At MIT, autoclaves are used to sterilize waste and clean materials associated with biomedical research. The Autoclave Validation Program oversees compliance of biohazardous waste management at the state level (Massachusetts State Sanitary Code Chapter VIII 105 CMR 480.000) and assists in maintaining the institute’s international accreditation with AAALAC (Association for Assessment and Accreditation of Laboratory Animal Care). The program is managed by the EHS Biosafety Program with local coordination and operational collaboration across the MIT campus campus.

The MIT Autoclave Validation Program performs challenge testing on all autoclaves used within MIT research facilities. Validation tests are performed with a small self-contained biological indicator containing a standard challenge population of Geobacillus stearothermophilus spores, a non-pathogenic thermophilic bacterium that are naturally resistant to high heat and pressure. Inactiviation of G. stearothermophilus spores can be achieved with a 16 minute exposure to typical autoclave conditions of 121°C and 15psi and as a result these spores are an ideal biological indicator of microbe viability after autoclave sterilization.

At MIT, autoclaves are used to sterilize waste and clean materials associated with biomedical research. The Autoclave Validation Program oversees compliance of biohazardous waste management at the state level (Massachusetts State Sanitary Code Chapter VIII 105 CMR 480.000) and assists in maintaining the institute’s international accreditation with AAALAC (Association for Assessment and Accreditation of Laboratory Animal Care). The program is managed by the EHS Biosafety Program with local coordination and operational collaboration across the MIT campus campus.

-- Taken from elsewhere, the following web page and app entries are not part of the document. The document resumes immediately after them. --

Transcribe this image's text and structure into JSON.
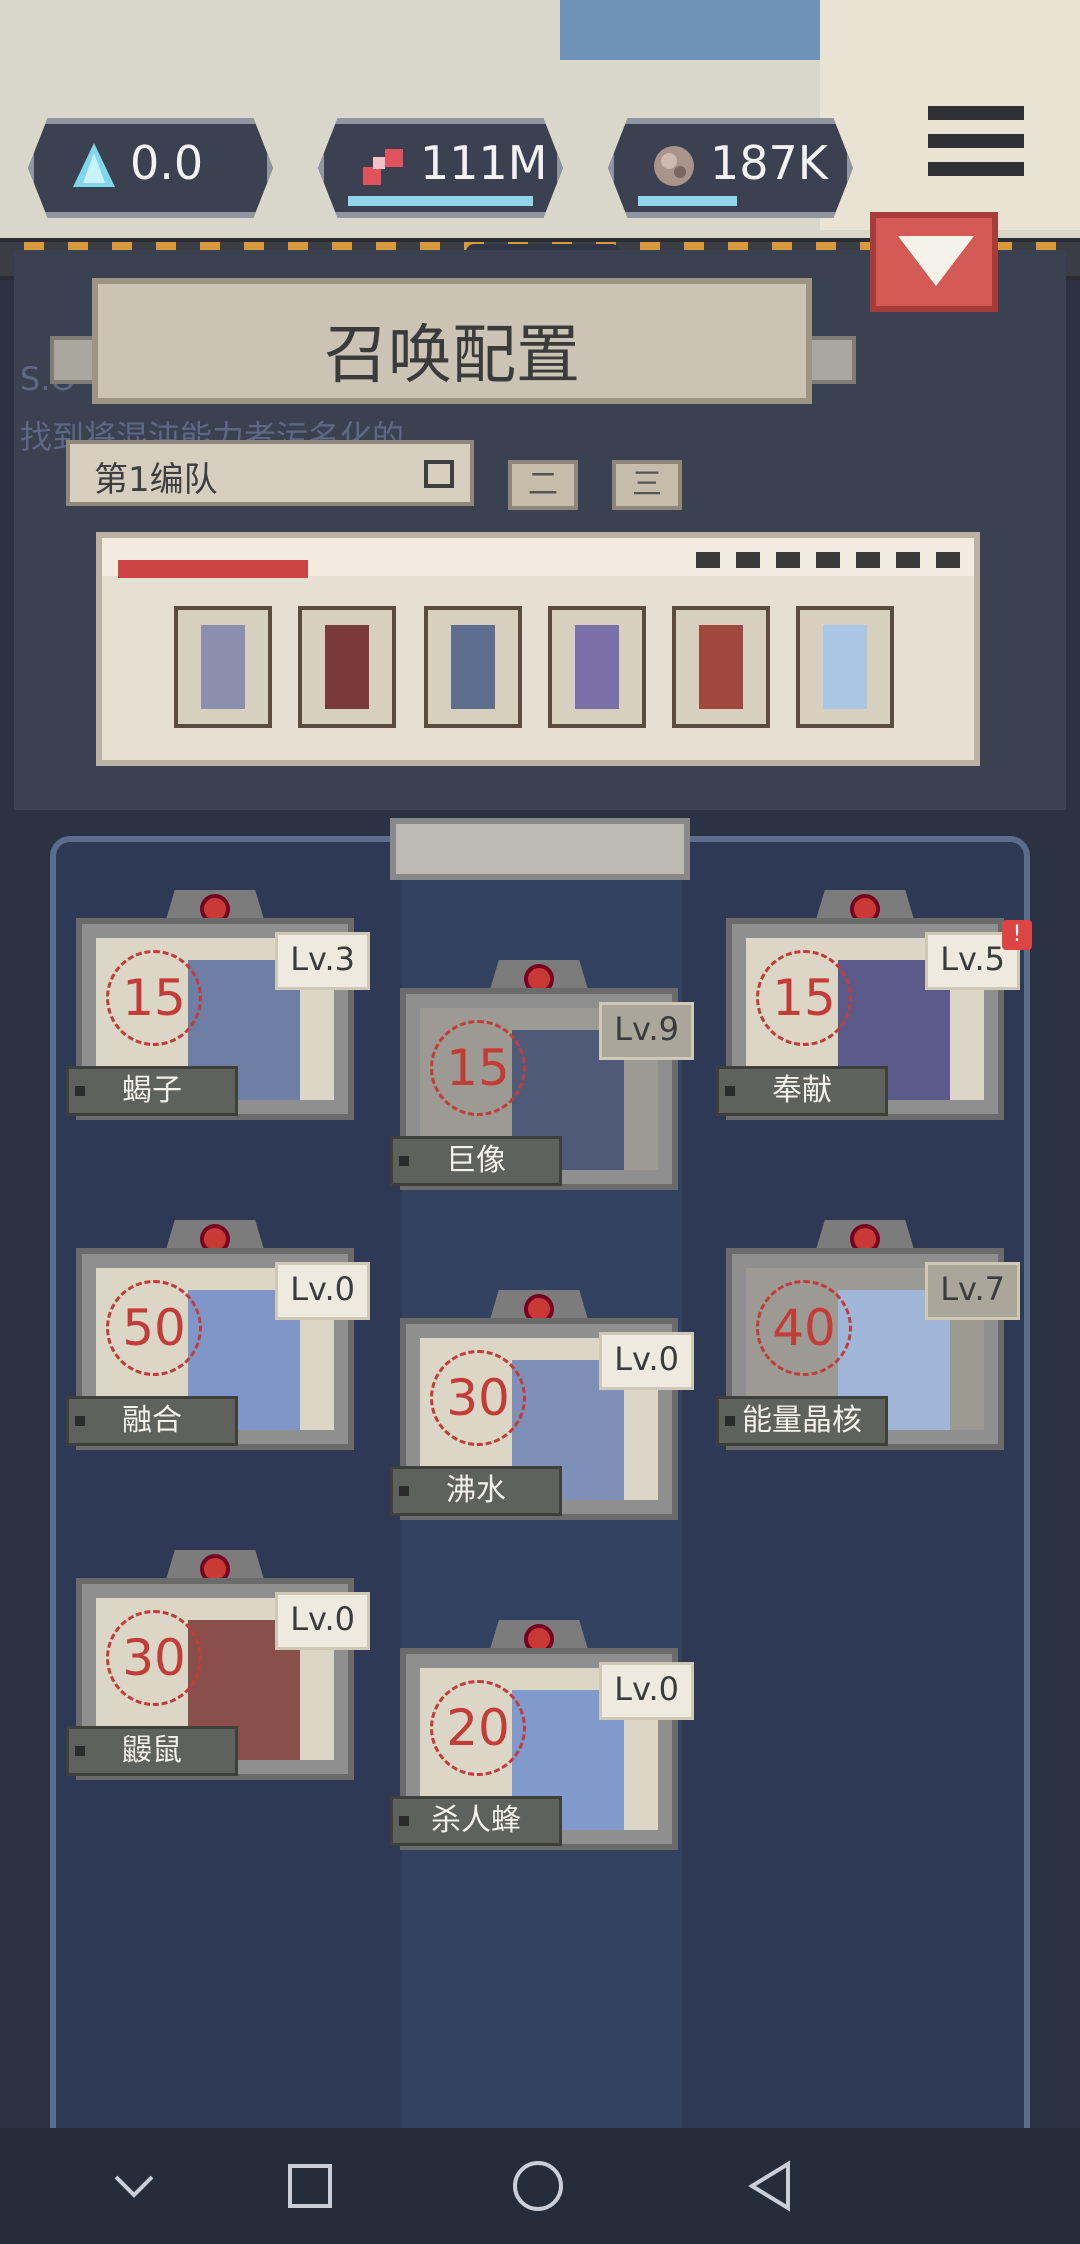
{
  "resources": [
    {
      "name": "crystal",
      "icon": "crystal-icon",
      "value": "0.0"
    },
    {
      "name": "blood",
      "icon": "blood-cells-icon",
      "value": "111M"
    },
    {
      "name": "flesh",
      "icon": "flesh-chunk-icon",
      "value": "187K"
    }
  ],
  "header": {
    "title": "召唤配置"
  },
  "background_text": {
    "line1": "S.O",
    "line2": "找到将混沌能力者污名化的"
  },
  "team": {
    "selected": "第1编队",
    "tabs": [
      "二",
      "三"
    ]
  },
  "roster_slots": 6,
  "cards": [
    {
      "name": "蝎子",
      "cost": "15",
      "level": "Lv.3",
      "dim": false,
      "alert": false
    },
    {
      "name": "巨像",
      "cost": "15",
      "level": "Lv.9",
      "dim": true,
      "alert": false
    },
    {
      "name": "奉献",
      "cost": "15",
      "level": "Lv.5",
      "dim": false,
      "alert": true
    },
    {
      "name": "融合",
      "cost": "50",
      "level": "Lv.0",
      "dim": false,
      "alert": false
    },
    {
      "name": "沸水",
      "cost": "30",
      "level": "Lv.0",
      "dim": false,
      "alert": false
    },
    {
      "name": "能量晶核",
      "cost": "40",
      "level": "Lv.7",
      "dim": true,
      "alert": false
    },
    {
      "name": "鼹鼠",
      "cost": "30",
      "level": "Lv.0",
      "dim": false,
      "alert": false
    },
    {
      "name": "杀人蜂",
      "cost": "20",
      "level": "Lv.0",
      "dim": false,
      "alert": false
    }
  ],
  "colors": {
    "accent": "#d35a55",
    "panel": "#2e3a55",
    "cost": "#c33c38"
  }
}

The MIT Autoclave Validation Program performs challenge testing on all autoclaves used within MIT research facilities. Validation tests are performed with a small self-contained biological indicator containing a standard challenge population of Geobacillus stearothermophilus spores, a non-pathogenic thermophilic bacterium that are naturally resistant to high heat and pressure. Inactiviation of G. stearothermophilus spores can be achieved with a 16 minute exposure to typical autoclave conditions of 121°C and 15psi and as a result these spores are an ideal biological indicator of microbe viability after autoclave sterilization.